--- START ---

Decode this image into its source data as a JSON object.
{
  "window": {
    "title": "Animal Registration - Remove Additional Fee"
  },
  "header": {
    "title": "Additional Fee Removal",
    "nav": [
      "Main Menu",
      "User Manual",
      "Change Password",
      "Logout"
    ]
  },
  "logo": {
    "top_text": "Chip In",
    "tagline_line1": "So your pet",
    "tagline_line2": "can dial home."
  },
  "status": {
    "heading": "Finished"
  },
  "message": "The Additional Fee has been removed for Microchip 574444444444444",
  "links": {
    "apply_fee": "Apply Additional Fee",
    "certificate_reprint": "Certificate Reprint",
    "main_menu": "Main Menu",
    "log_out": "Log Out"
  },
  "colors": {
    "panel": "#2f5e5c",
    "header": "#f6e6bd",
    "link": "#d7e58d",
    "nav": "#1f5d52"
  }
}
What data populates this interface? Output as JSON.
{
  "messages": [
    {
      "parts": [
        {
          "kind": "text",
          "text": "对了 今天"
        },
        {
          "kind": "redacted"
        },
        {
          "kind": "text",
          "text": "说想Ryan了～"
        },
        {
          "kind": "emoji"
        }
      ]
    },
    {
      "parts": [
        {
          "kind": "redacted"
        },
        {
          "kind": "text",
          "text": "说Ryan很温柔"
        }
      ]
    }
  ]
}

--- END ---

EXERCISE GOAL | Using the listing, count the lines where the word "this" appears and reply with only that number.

WRITTEN ANSWER | 2